▸ **Problem to solve**
Among the entries, find each line that includes the string "icon" and list it.
Data to use section start
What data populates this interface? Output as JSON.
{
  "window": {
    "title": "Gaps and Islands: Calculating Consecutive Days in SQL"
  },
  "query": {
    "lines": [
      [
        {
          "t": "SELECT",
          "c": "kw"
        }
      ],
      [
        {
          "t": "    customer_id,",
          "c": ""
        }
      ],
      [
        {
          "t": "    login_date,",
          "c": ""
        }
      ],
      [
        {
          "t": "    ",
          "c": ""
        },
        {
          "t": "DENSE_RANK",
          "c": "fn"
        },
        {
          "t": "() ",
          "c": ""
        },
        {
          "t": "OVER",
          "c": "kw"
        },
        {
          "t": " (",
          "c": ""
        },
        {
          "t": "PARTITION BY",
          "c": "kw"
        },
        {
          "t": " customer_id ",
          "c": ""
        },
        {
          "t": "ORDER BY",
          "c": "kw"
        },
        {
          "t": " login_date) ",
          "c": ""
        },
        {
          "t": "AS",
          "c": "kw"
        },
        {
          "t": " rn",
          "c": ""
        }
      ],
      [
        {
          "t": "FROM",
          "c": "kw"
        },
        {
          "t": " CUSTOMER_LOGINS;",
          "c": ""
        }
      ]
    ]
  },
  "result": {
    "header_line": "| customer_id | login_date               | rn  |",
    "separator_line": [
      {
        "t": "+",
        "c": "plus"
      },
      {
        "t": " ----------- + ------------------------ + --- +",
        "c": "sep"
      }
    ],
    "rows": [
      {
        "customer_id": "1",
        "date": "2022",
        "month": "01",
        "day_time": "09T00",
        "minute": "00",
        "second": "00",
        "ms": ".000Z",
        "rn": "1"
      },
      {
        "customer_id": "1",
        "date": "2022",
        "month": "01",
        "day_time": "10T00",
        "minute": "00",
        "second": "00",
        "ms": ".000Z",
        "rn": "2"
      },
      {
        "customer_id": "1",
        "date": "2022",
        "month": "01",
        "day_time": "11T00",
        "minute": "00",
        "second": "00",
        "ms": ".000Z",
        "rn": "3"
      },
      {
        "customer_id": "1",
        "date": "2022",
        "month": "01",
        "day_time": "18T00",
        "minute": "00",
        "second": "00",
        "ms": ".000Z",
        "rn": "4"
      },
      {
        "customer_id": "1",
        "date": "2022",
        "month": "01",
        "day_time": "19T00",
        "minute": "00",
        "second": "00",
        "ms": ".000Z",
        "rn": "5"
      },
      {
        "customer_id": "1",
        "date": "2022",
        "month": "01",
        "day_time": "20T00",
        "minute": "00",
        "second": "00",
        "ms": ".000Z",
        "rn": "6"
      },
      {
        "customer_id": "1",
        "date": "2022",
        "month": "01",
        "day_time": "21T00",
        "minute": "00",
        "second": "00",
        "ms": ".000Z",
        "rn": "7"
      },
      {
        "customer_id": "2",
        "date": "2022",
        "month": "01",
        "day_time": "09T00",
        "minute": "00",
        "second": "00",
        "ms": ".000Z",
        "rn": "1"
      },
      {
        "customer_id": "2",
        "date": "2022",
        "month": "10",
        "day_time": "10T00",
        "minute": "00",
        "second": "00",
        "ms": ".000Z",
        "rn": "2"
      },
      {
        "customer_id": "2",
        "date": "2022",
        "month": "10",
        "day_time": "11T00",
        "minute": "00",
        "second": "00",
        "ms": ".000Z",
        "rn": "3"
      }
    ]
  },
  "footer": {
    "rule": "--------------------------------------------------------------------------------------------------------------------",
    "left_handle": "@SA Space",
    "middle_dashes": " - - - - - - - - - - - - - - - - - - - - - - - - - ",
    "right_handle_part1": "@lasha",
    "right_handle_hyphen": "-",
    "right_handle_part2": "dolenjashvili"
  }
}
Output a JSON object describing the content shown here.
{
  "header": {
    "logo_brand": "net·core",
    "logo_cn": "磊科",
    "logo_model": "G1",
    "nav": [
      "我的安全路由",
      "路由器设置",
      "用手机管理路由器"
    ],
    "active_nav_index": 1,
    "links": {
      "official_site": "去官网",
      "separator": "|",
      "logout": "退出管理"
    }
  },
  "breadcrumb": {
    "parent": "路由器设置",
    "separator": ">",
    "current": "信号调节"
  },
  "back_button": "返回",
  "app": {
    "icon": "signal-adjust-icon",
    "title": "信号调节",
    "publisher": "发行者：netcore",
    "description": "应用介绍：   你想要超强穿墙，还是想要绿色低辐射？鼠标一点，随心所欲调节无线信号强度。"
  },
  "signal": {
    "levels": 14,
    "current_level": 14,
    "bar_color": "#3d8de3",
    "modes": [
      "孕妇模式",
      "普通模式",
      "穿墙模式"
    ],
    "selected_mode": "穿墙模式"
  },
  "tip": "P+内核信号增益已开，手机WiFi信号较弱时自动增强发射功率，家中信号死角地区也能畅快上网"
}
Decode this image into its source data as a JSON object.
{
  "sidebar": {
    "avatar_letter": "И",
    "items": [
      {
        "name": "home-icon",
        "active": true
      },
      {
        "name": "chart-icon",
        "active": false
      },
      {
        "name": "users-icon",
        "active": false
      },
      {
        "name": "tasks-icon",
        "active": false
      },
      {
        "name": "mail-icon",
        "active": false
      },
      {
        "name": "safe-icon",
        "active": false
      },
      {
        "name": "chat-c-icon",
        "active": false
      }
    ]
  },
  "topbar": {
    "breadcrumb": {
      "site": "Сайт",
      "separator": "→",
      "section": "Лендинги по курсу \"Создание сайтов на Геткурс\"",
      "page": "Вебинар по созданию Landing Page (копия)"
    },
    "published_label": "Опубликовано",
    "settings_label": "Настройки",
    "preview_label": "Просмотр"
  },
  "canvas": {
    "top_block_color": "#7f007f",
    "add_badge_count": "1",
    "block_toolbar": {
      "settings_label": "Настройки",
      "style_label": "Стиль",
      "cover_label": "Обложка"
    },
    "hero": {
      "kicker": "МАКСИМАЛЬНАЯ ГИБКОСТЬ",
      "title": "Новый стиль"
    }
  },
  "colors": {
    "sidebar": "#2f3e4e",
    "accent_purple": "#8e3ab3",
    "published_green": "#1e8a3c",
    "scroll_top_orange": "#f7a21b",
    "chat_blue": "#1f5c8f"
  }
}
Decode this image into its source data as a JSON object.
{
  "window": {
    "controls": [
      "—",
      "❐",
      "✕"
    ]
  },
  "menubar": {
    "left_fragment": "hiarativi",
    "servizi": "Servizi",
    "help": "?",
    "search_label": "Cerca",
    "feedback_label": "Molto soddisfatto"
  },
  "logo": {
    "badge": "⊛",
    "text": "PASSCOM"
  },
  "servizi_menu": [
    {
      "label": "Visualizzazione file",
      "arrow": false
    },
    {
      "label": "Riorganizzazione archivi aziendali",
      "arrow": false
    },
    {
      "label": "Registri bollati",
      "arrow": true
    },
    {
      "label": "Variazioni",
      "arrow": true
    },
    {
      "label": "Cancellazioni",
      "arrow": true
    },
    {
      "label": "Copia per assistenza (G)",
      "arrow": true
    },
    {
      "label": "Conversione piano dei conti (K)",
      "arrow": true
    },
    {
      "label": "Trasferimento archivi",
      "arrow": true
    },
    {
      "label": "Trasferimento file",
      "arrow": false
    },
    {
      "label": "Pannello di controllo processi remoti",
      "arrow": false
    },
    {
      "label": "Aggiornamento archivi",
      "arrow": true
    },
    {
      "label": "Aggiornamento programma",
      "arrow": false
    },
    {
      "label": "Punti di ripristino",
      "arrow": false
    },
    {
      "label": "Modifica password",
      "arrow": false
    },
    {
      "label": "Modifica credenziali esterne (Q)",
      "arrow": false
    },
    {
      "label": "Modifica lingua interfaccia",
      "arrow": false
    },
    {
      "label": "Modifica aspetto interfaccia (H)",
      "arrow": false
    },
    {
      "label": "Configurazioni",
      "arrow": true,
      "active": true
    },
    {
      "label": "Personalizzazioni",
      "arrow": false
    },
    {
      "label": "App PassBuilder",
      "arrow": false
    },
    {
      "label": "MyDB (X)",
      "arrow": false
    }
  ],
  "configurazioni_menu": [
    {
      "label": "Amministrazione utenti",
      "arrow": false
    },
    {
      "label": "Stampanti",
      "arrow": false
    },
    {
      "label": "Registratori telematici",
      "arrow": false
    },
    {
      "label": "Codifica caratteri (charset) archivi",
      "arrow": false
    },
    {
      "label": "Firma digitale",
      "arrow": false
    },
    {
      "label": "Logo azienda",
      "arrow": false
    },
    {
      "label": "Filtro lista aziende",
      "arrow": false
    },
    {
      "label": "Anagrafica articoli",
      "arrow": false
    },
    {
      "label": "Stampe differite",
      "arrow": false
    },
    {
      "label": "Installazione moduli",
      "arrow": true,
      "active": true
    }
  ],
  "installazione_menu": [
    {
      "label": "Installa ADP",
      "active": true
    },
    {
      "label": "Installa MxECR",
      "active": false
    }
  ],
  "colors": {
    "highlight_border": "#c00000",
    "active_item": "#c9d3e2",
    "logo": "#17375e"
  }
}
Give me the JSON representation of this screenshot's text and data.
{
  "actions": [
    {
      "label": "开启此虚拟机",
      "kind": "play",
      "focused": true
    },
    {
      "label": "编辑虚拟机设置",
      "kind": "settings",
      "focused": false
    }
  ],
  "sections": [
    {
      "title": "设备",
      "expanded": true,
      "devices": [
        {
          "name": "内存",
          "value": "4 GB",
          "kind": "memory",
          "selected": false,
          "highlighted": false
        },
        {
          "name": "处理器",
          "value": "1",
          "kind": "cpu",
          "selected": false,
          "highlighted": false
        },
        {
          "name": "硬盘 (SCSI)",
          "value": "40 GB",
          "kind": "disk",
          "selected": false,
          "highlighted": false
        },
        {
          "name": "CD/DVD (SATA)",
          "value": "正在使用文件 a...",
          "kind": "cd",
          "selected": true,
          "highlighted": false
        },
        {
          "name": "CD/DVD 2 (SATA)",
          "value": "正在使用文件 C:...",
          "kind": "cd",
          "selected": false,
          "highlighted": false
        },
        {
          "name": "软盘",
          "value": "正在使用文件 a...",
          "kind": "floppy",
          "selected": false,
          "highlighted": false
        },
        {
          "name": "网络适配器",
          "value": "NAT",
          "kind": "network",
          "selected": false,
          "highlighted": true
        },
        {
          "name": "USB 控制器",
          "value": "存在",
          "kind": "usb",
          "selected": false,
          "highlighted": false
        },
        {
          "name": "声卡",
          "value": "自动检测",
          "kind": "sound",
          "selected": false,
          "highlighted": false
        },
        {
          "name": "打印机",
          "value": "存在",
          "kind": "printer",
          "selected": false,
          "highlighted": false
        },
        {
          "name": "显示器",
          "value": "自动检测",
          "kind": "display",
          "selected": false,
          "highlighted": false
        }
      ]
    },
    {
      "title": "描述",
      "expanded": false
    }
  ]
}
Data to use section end
▸ **Solved exercise**
    "icon": "signal-adjust-icon",
        "name": "home-icon",
        "name": "chart-icon",
        "name": "users-icon",
        "name": "tasks-icon",
        "name": "mail-icon",
        "name": "safe-icon",
        "name": "chat-c-icon",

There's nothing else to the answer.